Reflective Compassion in Times of Crisis
Many therapists & coaches are experiencing burnout from crisis after crisis. Here's my personal story about learning to sustain myself & thrive through difficult times.
As summer turns to Fall, I often feel refreshed and renewed after having enjoyed summer activities and more family time. I look forward to the new season – fall colors, crisp air, treats like apple cider - and to new beginnings as my children head back to school.
But this year I am also feeling a heaviness and I know I’m not alone.
I have been leading various groups for clinicians over the summer, to support them as they navigate crisis after crisis – shootings, political and government decisions, heat waves, concern for the planet and the ongoing pandemic. In these groups, feelings of helplessness, uncertainty, and overwhelm are common.
One clinician said that they feel like they are being “constantly triggered and re-triggered’ by both the challenging experiences and trying to help clients process it all.
“It’s feels like we’re supposed to just ‘carry on’ but how do we sustain ourselves?”
This is such an important question and one that I’ve put a lot of thought and work into over the years. I took many trainings and tried different methods designed to help me feel ‘better’ or ‘relax’, which usually meant only a temporary escape. So many methods emphasized ‘self care’, but it usually involves something that was hard for me to do in the moments I needed it most, and that didn’t seem to really address the core issues I was facing.
I finally turned to my own deep experience with attachment theory and combined it with what I’d learned about neuroscience, Mindful Self Compassion, and Inner Relationship Focusing and I developed something that has truly helped me and my clients.
The key for me was to find ways to regulate our nervous system so we can turn inward and acknowledge and validate challenging experiences in ways that help us feel more resourced from within. When I did that, I noticed that I showed up differently for my clients, and then I was able to teach them to regulate and show up differently for themselves.

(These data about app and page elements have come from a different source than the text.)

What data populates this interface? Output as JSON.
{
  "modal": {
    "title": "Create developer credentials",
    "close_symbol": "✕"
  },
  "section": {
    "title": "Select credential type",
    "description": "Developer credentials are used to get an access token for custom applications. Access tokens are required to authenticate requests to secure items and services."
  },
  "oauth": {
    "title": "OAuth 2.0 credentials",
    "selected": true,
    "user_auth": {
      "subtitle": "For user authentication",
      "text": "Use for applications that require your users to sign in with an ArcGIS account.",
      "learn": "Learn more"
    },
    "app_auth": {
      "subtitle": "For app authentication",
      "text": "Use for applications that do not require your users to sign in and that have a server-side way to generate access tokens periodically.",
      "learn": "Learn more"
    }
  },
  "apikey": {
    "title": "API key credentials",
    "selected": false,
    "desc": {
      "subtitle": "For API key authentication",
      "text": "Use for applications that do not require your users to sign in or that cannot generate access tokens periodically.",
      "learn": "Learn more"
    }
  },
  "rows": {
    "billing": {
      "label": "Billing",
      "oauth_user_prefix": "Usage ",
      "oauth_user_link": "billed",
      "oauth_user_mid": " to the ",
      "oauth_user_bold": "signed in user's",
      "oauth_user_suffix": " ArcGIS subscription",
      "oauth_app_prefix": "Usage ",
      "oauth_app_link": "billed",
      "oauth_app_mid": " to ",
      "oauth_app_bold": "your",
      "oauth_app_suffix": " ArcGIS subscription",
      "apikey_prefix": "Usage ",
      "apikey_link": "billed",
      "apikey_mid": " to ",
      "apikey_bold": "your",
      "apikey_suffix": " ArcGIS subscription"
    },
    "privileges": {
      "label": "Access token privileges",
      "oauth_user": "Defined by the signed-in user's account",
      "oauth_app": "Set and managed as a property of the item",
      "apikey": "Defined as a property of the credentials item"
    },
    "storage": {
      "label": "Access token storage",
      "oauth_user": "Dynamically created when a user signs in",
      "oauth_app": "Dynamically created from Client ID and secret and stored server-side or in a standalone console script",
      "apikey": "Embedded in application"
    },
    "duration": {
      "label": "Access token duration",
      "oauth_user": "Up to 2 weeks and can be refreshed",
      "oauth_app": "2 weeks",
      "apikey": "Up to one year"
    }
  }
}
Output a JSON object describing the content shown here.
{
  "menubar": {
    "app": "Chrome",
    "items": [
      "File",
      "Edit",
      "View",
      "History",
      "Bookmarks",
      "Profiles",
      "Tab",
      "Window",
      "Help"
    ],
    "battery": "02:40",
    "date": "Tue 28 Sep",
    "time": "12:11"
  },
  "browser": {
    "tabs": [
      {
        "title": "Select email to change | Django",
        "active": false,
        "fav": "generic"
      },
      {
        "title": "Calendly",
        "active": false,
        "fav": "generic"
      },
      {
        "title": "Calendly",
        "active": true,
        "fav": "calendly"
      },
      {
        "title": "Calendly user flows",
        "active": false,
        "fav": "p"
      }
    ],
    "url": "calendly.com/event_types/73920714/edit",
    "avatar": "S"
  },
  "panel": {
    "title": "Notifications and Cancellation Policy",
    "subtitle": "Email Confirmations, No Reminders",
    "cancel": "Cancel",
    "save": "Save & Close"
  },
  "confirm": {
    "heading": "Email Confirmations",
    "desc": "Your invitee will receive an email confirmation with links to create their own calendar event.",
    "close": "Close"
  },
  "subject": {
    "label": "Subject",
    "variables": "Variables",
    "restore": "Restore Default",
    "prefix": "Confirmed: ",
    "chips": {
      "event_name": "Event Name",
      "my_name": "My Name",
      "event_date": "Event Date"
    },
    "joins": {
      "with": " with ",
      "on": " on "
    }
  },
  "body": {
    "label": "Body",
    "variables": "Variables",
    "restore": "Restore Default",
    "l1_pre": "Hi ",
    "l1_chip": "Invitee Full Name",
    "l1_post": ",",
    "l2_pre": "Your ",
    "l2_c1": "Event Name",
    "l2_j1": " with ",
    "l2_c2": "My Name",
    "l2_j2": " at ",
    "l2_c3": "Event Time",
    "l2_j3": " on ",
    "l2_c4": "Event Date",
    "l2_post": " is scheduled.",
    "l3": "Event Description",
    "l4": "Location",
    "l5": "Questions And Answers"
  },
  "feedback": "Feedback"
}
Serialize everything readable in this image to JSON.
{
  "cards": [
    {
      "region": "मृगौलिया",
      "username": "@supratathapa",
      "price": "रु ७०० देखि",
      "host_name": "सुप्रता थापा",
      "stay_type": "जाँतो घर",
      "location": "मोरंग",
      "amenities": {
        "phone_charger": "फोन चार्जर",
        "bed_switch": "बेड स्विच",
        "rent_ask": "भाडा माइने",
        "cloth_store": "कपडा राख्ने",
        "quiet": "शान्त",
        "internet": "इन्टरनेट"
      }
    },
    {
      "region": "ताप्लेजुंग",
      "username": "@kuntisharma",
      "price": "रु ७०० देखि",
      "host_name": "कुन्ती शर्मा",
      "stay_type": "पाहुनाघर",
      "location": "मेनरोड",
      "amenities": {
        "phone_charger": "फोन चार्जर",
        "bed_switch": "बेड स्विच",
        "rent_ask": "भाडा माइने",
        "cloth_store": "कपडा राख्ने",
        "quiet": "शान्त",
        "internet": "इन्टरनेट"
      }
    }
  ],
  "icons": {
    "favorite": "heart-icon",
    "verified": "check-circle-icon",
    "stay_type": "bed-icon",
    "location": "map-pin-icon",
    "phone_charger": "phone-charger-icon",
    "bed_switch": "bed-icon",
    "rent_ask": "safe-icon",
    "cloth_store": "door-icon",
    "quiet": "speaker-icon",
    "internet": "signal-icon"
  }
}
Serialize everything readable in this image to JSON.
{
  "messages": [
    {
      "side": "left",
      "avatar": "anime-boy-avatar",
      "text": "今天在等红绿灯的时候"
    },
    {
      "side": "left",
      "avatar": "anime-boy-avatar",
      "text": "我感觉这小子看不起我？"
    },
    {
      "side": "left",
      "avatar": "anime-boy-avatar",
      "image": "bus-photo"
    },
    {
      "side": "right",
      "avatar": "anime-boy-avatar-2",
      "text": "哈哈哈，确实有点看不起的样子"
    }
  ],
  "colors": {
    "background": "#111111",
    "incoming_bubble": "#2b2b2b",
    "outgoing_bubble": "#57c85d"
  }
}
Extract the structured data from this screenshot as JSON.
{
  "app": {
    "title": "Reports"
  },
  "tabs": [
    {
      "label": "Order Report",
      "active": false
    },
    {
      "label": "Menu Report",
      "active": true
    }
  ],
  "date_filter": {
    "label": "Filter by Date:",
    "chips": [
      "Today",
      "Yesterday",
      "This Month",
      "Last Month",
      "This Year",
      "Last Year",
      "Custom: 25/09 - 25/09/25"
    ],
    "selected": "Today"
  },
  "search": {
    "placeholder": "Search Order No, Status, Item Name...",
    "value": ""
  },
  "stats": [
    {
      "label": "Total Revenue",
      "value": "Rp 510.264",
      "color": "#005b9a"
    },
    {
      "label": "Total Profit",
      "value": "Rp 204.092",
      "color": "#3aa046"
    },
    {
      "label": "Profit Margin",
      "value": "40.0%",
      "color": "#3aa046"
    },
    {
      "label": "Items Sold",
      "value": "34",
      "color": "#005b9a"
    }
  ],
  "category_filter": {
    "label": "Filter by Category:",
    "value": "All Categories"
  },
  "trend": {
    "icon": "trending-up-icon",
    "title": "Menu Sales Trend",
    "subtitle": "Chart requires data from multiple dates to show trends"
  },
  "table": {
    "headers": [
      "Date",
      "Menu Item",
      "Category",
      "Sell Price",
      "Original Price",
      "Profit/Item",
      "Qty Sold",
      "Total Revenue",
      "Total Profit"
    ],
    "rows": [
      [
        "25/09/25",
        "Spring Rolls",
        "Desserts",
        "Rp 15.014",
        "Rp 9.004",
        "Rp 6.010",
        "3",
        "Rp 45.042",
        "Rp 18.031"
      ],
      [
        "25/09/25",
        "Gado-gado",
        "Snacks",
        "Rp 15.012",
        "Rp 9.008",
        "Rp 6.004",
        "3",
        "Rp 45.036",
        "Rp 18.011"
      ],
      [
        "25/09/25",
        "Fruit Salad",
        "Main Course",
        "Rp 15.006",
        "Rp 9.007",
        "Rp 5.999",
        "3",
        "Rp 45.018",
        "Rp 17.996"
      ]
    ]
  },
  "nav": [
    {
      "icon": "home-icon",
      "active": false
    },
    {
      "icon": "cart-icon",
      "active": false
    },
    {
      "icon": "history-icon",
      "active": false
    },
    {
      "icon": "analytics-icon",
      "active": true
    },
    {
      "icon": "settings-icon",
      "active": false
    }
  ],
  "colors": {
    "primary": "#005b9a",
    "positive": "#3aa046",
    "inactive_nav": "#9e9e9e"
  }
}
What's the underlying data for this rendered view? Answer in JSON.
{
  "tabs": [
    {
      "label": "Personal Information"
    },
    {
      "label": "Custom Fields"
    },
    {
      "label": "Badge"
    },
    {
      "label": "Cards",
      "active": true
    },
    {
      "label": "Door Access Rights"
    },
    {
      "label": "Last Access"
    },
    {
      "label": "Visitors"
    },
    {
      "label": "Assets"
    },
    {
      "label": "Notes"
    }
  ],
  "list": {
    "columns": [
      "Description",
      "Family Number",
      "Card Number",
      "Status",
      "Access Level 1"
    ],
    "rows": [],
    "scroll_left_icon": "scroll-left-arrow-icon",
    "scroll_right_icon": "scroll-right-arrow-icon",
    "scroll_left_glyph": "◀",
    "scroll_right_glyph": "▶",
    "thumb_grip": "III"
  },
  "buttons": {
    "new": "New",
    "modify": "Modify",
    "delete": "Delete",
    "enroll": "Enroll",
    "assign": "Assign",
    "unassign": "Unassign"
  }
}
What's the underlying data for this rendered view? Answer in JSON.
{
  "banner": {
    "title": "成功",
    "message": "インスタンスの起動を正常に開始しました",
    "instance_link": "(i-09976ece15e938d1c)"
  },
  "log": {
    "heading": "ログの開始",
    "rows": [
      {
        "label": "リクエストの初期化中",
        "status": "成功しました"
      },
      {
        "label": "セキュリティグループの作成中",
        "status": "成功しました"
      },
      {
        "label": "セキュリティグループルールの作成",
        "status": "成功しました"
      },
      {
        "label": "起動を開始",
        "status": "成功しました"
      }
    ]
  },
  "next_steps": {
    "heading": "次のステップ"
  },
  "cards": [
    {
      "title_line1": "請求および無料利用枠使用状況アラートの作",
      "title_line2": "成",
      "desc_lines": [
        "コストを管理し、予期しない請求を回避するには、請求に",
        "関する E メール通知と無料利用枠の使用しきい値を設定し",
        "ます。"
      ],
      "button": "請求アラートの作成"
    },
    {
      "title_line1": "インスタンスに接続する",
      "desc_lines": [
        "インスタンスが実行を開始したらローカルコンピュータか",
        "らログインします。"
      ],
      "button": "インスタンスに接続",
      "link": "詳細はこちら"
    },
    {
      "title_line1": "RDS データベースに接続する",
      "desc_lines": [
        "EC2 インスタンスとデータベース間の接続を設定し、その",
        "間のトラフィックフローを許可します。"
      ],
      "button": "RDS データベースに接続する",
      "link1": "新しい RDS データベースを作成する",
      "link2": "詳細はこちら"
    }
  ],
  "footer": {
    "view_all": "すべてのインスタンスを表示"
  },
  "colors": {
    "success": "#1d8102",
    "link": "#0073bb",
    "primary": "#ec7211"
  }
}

It’s not only that, but it changed the whole way I work with clients.
It showed me that when we regulate, we can access something I like to call our own inner caregiver.
I found that regulation doesn’t only take the pressure off me…my clients are able to have the experience of being there for themselves. It brings up natural compassion and curiosity that helps them accept and understand themselves in ways that lead to deep healing.
My colleague, Teresa Keller and I have combined our expertise and developed a full model that we call:
Reflective Compassion gives clinicians a way to be there for their clients, but for the sake of guiding them to learn to Regulate their own nervous system and then Reflect and Respond to their challenging emotions and experiences in ways that help them Resource themselves over the long term.
In short, it helps clients develop their own inner caregiver & inner compass,
which are invaluable for true emotional resiliency.
For the past year, we’ve been teaching Reflective Compassion to others. It’s been so gratifying to see some of my most-respected colleagues discover that this method not only helps them deal with their own challenges, but brings more ease and joy to their work again. At the same time, their clients are having new breakthroughs and a greater sense of being able to be there for themselves.
I’m ready to share this method on a broader level and I would love to have you join us!
I’m inviting a select group of supportive, caring, and talented clinicians [just like you!] to experience Reflective Compassion first hand, to support each other, bring this method to your work.
We’ll be meeting this fall on Fridays from 11am-1pm ET
Oct 14th - Dec 16th
(Skip Nov 25th)